With increased marijuana legalization, more benefits of medical marijuana use have been registered. There are also numerous studies on the effect of cannabis on sperm count, especially in western countries where infertility issues are rampant.
While some studies show that male marijuana smokers have a higher sperm count than non-smokers, a Journal Human Reproduction published-report cautions men against jumping on the marijuana smoking bandwagon to increase their sperm count.
There is still need for more investigations to establish how marijuana use affects sperm count.
Effects of Marijuana on Sperms
The effect of marijuana on sperms varies depending on the intensity of use. The research established that heavy marijuana users have a lesser sperm count.
Men who smoke cannabis at least one time a week have 30% fewer sperms.
The investigation enlisted about 662 men. Tests were done at the Fertility Clinic in Massachusetts General Hospital using 1143 sperm and 317 blood samples.
Only 11% of these men were current smokers. 55% of the men had been users at some point in their lives, while 44 percent weren’t users at the time.
Participating men filled questionnaires that would help at establishing whether they were frequent marijuana users or not.

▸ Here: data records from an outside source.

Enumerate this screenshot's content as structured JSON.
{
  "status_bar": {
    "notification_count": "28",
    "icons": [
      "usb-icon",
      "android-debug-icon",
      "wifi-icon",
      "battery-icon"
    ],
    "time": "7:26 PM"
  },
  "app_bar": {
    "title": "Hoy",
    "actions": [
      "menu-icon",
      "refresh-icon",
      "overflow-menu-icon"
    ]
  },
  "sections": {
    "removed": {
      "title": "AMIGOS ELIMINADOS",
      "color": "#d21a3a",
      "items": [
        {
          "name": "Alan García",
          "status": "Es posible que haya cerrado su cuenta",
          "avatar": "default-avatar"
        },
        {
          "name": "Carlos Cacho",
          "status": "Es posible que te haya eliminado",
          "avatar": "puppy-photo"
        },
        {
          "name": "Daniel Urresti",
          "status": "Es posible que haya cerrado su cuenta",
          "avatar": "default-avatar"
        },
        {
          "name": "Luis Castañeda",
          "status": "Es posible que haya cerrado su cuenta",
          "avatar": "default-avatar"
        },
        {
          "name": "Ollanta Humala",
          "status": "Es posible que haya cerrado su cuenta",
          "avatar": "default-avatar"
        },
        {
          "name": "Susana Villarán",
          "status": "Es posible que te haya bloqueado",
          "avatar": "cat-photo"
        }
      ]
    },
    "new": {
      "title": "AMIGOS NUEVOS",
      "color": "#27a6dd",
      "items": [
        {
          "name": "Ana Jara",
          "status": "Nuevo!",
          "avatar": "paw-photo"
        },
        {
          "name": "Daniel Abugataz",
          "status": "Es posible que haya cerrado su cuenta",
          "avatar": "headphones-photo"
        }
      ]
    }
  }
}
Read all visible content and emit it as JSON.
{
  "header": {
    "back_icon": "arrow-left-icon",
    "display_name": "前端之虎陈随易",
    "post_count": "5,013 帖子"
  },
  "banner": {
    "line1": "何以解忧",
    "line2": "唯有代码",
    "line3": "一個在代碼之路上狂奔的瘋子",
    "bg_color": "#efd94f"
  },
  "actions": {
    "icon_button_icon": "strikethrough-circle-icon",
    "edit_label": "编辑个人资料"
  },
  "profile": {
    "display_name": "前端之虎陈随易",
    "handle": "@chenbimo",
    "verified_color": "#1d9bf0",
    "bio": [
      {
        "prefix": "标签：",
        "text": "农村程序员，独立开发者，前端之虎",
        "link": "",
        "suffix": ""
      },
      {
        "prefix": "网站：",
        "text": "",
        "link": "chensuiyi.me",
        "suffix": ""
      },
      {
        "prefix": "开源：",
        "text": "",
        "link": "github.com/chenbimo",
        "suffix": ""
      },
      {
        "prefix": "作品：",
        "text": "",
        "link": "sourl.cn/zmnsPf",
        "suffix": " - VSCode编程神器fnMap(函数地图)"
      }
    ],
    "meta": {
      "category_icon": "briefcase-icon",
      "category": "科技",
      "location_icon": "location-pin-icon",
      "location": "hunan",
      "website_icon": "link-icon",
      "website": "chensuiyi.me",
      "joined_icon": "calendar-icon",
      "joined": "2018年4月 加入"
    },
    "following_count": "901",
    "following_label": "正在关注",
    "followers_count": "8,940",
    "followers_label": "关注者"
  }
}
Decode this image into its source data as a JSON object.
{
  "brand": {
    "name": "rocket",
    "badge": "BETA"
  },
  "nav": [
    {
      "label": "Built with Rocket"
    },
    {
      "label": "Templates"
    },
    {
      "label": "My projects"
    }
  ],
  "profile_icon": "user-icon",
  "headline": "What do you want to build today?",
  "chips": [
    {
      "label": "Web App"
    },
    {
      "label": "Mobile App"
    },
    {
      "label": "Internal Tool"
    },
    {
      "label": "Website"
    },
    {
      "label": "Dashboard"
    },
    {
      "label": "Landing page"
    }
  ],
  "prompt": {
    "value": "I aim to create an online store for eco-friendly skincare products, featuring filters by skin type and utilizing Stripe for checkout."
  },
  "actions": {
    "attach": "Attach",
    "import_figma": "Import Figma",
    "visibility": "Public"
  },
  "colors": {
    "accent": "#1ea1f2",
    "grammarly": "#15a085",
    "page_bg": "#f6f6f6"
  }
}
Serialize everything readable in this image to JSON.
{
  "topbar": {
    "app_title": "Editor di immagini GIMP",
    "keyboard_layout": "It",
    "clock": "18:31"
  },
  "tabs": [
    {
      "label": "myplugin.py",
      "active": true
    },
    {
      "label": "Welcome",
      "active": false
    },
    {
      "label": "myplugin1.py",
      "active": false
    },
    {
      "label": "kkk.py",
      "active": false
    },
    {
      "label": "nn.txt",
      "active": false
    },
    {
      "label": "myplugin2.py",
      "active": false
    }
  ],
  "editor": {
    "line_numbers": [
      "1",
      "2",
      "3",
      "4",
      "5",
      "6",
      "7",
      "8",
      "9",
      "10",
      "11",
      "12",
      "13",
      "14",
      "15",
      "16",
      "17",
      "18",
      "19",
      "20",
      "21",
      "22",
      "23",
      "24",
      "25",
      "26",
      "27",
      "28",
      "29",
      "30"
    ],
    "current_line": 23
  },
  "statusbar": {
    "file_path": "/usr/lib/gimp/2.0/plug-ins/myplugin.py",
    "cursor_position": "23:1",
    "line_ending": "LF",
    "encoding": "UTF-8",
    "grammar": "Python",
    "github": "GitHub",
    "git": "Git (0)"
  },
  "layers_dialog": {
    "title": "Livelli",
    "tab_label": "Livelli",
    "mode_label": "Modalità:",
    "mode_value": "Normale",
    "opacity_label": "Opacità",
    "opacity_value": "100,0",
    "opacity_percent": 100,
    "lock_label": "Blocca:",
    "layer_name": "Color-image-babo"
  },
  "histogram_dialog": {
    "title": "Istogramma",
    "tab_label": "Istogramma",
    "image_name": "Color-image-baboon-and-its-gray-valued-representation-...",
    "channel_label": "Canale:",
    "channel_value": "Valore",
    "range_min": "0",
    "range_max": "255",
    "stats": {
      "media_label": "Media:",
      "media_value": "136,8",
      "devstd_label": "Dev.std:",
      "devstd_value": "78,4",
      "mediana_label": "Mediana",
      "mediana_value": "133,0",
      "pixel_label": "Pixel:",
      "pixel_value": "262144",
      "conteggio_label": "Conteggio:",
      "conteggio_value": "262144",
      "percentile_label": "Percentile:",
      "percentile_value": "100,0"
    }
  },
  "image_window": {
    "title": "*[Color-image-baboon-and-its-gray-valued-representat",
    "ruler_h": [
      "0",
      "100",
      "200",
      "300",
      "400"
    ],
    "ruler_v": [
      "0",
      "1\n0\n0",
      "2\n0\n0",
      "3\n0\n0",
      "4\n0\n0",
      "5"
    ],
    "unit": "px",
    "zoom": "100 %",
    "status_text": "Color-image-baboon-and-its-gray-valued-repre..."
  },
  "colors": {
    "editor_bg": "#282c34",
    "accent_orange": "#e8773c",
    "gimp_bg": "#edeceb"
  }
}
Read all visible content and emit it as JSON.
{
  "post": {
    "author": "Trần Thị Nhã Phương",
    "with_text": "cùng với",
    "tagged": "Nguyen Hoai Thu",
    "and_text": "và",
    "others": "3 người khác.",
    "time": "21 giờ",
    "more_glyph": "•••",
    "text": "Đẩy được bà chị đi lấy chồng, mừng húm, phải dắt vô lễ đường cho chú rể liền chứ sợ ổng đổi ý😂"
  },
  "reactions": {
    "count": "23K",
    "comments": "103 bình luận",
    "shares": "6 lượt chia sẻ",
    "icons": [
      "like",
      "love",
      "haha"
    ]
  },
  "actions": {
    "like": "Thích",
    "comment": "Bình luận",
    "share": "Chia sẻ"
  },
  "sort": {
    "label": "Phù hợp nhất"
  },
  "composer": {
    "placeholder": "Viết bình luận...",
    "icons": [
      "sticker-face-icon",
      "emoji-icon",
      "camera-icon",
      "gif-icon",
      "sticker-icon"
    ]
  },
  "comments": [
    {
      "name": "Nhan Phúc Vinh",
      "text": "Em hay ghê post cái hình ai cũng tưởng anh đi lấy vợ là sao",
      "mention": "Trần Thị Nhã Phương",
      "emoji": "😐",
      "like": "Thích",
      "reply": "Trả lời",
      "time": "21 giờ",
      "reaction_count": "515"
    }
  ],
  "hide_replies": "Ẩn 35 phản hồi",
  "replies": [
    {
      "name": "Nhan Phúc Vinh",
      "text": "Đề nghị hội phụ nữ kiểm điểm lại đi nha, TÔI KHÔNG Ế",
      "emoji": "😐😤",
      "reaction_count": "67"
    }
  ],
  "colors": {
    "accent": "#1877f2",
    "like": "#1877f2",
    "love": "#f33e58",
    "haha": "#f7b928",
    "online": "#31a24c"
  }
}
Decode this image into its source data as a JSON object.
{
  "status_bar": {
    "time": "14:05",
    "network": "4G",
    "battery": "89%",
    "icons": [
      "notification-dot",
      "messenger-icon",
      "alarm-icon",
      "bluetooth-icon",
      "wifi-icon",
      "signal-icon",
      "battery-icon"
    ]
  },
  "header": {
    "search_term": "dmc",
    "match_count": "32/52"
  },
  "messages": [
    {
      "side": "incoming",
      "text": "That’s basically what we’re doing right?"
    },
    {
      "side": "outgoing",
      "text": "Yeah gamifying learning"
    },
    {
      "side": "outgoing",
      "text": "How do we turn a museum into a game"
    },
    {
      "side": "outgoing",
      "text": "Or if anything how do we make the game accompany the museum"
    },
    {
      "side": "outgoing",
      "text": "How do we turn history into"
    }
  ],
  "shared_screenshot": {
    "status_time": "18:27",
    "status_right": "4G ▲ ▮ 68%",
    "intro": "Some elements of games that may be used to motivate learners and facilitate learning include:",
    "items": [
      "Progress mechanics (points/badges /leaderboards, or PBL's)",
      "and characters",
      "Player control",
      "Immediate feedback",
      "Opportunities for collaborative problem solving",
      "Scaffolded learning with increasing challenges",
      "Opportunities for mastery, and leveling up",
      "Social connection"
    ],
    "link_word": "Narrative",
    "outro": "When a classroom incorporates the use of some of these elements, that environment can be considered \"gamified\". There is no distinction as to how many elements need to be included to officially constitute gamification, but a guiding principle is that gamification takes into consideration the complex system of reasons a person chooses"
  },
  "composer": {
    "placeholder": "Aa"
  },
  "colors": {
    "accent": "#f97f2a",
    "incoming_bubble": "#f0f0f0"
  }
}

Investigation results concluded that marijuana smokers have a higher sperm count than nonsmokers.
Every milliliter of semen from smokers had about 63 million sperms, while non-smokers recorded 43 million sperms per sample.
Only 5% of the men recorded less than 15 million sperms per milliliter sample. 12% of participants who had never smoked weed recorded a sperm count below this level.
Interestingly, the sperm count of marijuana users was noted to increase each year. Frequent smokers also registered higher testosterone levels than non-smokers.
Effects of Varying Marijuana Dosage
According to the study, men who took cannabis in moderate doses experienced a sperm increase and had minimal fertility issues.
However, the sperm count of heavy smokers decreased every year. An increase in fertility problems was also noted.
Loopholes in the Research
There were shortfalls associated with the research. Most visibly, the results can't be generalized to the whole population since the research exclusively involved subjects who used to visit the fertility clinic.
Secondly, men told of their use of marijuana by themselves – they could have lied.
Experts agree that there is need to conduct more investigations to link sperm count and the use of marijuana.